    How much do you think is contaminated by the fact that oncologists may gain financially from prescribing and administering the chemo? It’s an ugly side of cancer care – maybe the ugliest – but as long as medicine is a business it’s going to happen. Why send patients home to die when you can make a few bucks on the chemo that you’ve falsely led them to believe will give them a chance?

    • Marian P

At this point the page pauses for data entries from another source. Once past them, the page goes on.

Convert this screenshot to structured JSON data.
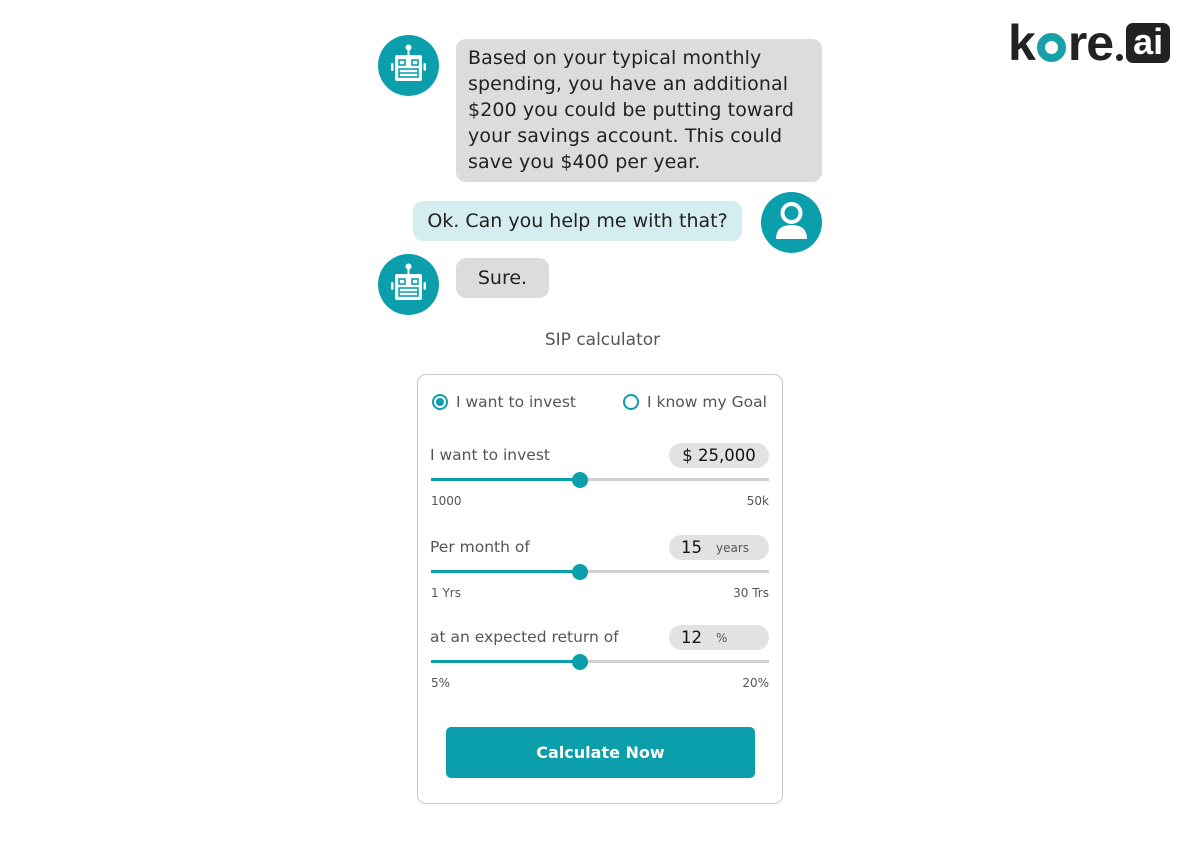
{
  "brand": {
    "logo_text_prefix": "k",
    "logo_text_suffix": "re",
    "logo_badge": "ai",
    "accent_color": "#0a9fab",
    "logo_ring_color": "#17a0aa"
  },
  "chat": {
    "messages": [
      {
        "sender": "bot",
        "avatar_icon": "robot-icon",
        "text": "Based on your typical monthly spending, you have an additional $200 you could be putting toward your savings account. This could save you $400 per year."
      },
      {
        "sender": "user",
        "avatar_icon": "user-icon",
        "text": "Ok. Can you help me with that?"
      },
      {
        "sender": "bot",
        "avatar_icon": "robot-icon",
        "text": "Sure."
      }
    ]
  },
  "calculator": {
    "title": "SIP calculator",
    "modes": [
      {
        "label": "I want to invest",
        "selected": true
      },
      {
        "label": "I know my Goal",
        "selected": false
      }
    ],
    "fields": [
      {
        "label": "I want to invest",
        "value": "$ 25,000",
        "unit": "",
        "min_label": "1000",
        "max_label": "50k",
        "min": 1000,
        "max": 50000,
        "current": 25000
      },
      {
        "label": "Per month of",
        "value": "15",
        "unit": "years",
        "min_label": "1 Yrs",
        "max_label": "30 Trs",
        "min": 1,
        "max": 30,
        "current": 15
      },
      {
        "label": "at an expected return of",
        "value": "12",
        "unit": "%",
        "min_label": "5%",
        "max_label": "20%",
        "min": 5,
        "max": 20,
        "current": 12
      }
    ],
    "submit_label": "Calculate Now"
  }
}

      Hard question to answer. I am fortunate to work with very good and very busy oncologists who are very ethical and good about talking to patients about when it may be time to stop. And I think the oncologists themselves are increasingly distressed at the absolutely outrageous prices being charged by pharmaceutical companies, even for drugs like Gleevec, which has been around for a while, so they an’t claim they are still paying for the R and D, much of which is funded by NIH anyway.

      • kjindal

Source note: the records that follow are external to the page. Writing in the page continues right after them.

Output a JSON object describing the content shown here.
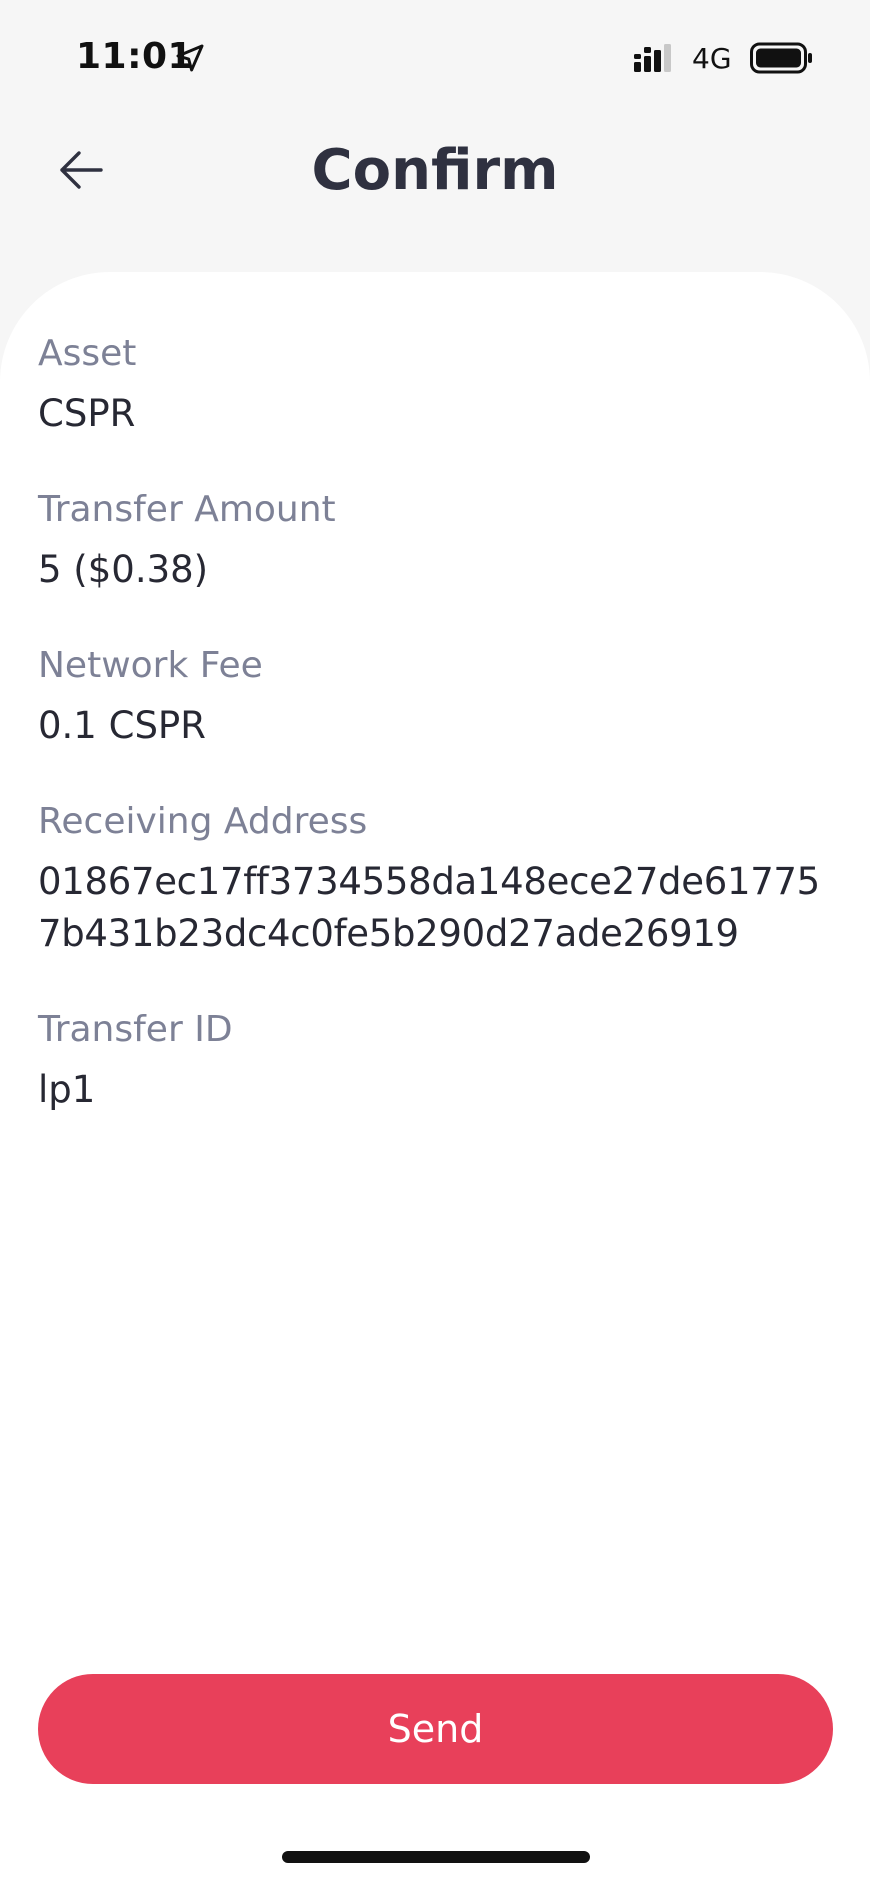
{
  "status_bar": {
    "time": "11:01",
    "network": "4G",
    "icons": [
      "location-arrow-icon",
      "signal-icon",
      "battery-icon"
    ]
  },
  "header": {
    "title": "Confirm",
    "back_icon": "arrow-left-icon"
  },
  "fields": {
    "asset": {
      "label": "Asset",
      "value": "CSPR"
    },
    "transfer_amount": {
      "label": "Transfer Amount",
      "value": "5 ($0.38)"
    },
    "network_fee": {
      "label": "Network Fee",
      "value": "0.1 CSPR"
    },
    "receiving_address": {
      "label": "Receiving Address",
      "value": "01867ec17ff3734558da148ece27de617757b431b23dc4c0fe5b290d27ade26919"
    },
    "transfer_id": {
      "label": "Transfer ID",
      "value": "lp1"
    }
  },
  "send_button": {
    "label": "Send"
  },
  "colors": {
    "accent": "#e8405a",
    "background": "#f6f6f6",
    "card": "#ffffff",
    "label": "#7d8196",
    "text": "#272833"
  }
}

        they are upset w/gleevec because it is a PILL, ie. they can’t administer it intravenously in their office, reselling it at a huge markup and making an infusion fee in the process. In the late 90′s and early 2000′s this was rampant, many oncologists were making $1M+/yr, Then medicare got smart & nixed the reselling markup, and oncologists often gave up doing outpatient chemo.
        “why do they nail a coffin shut? to prevent the oncologist from giving the last dose of chemotherapy!” ha ha.

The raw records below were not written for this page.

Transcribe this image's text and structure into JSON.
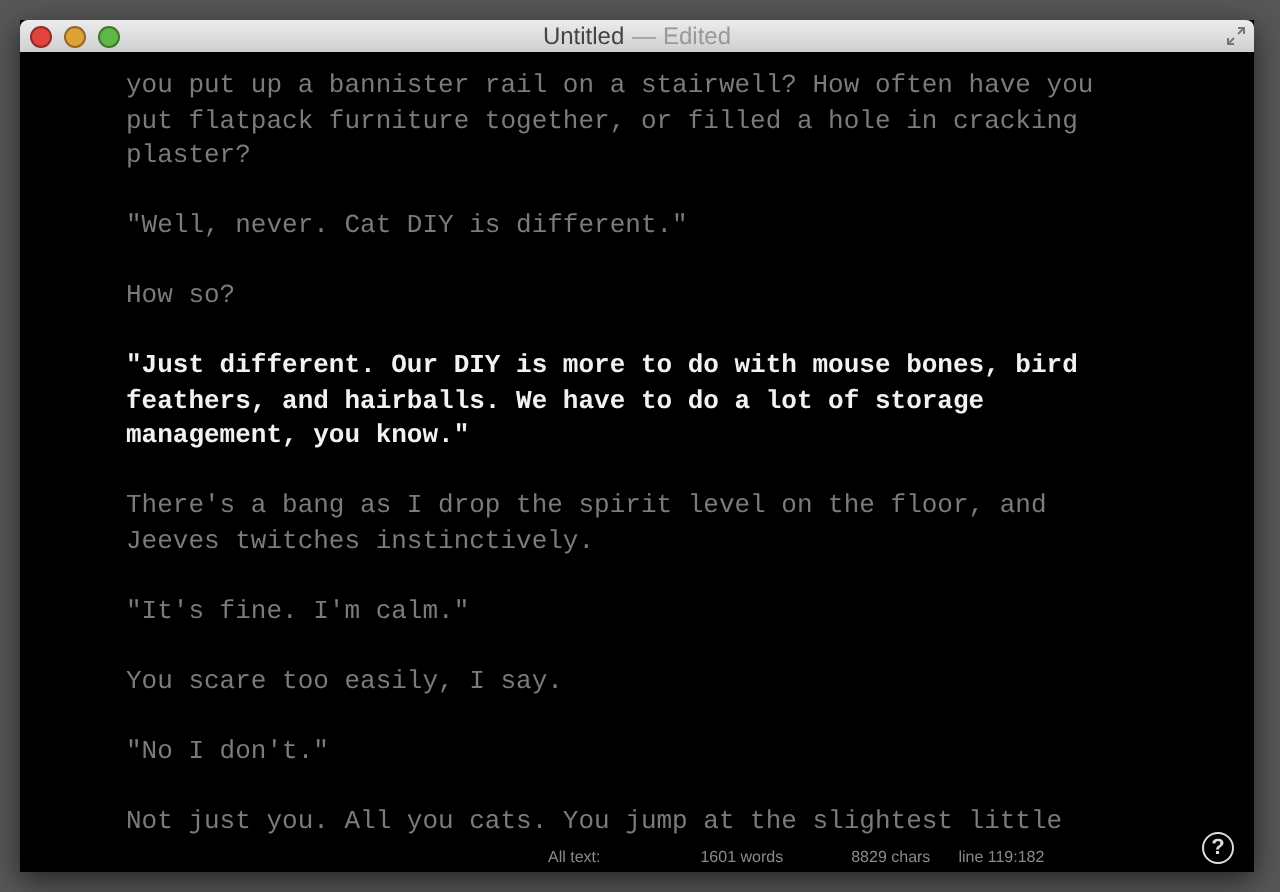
{
  "window": {
    "title": "Untitled",
    "subtitle": "— Edited"
  },
  "paragraphs": [
    {
      "text": "you put up a bannister rail on a stairwell? How often have you put flatpack furniture together, or filled a hole in cracking plaster?",
      "focused": false
    },
    {
      "text": "\"Well, never. Cat DIY is different.\"",
      "focused": false
    },
    {
      "text": "How so?",
      "focused": false
    },
    {
      "text": "\"Just different. Our DIY is more to do with mouse bones, bird feathers, and hairballs. We have to do a lot of storage management, you know.\"",
      "focused": true
    },
    {
      "text": "There's a bang as I drop the spirit level on the floor, and Jeeves twitches instinctively.",
      "focused": false
    },
    {
      "text": "\"It's fine. I'm calm.\"",
      "focused": false
    },
    {
      "text": "You scare too easily, I say.",
      "focused": false
    },
    {
      "text": "\"No I don't.\"",
      "focused": false
    },
    {
      "text": "Not just you. All you cats. You jump at the slightest little",
      "focused": false
    }
  ],
  "help_button": {
    "label": "?"
  },
  "status_bar": {
    "scope": "All text:",
    "words": "1601 words",
    "chars": "8829 chars",
    "position": "line 119:182"
  }
}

  • Chiked

    Of course genetic mutations can occur but does not explain the rates and types of cancer we see today.

    I am actually not hopeful we can find a cure for cancer because we are thinking about it all wrong. We are looking for a drug that will go in and destroy the cancer cells but leave the host cells intact. That is like trying to develop a bullet that will only kill the burglar but not the home owner. Why not work on preventing the burglar from coming in, in the first place.

  • Claire

    You are not an Oncologist… yet you make massive blanket statements like this:
    Among the problems are:
    1. Doctors don’t know how to treat cancers, despite numerous guidelines for every conceivable type of cancer written by such groups as the American Cancer Society. Doctors don’t know the latest scientific research.
    What “doctors” are you referring to? PCP’s? Internists? Good, they shouldn’t know how to treat cancers. That’s not their job. Have you been in a tumor board at an academic hospital – the places where the research itself is actually being conducted, BY physicians treating said cancers? If that’s not the latest scientific research I don’t know what is.
    2. Patients often have to coordinate their own care, despite large cancer treatment centers like Dana-Farber.
    Again… Have you been at an academic hospital? In my ONE cancer subspecialty (among about 20) we have 3 nurse coordinators and countless patient liasons who do nothing but coordinate patient care all day. Maybe in private Oncology world this is different, but at real, NCI Designated, actual cancer centers this is not the case.
    3. Patients don’t get truthful information about their prognoses and don’t get good palliative care.
    Terrible blanket statement…. again, maybe in private world this may be more accurate, but nothing sucks more than telling patients you can’t help them. We do it all day, every day.
    4. Cancer care costs too much –
    This may be the only relevant thing you said. Maybe focus on THAT instead of attacking physicians and cancer care providers who are actually on the front lines of these diseases…
    Next you mention that the affordable care act “deciding that some breast masses should not be called “cancer” at all” – well that’s because they’re not ALL CANCER. Therefore, they should not be treated as such and cause a panic. You contradict this philosophy of treating every breast mass as cancer by saying – “Imaging is extensive, repetitive, and exhaustive. Biopsies are inconclusive and have to be repeated.” Welcome to America, home of the letigious. Where watching and waiting and practicing cost effective medicine will get you sued.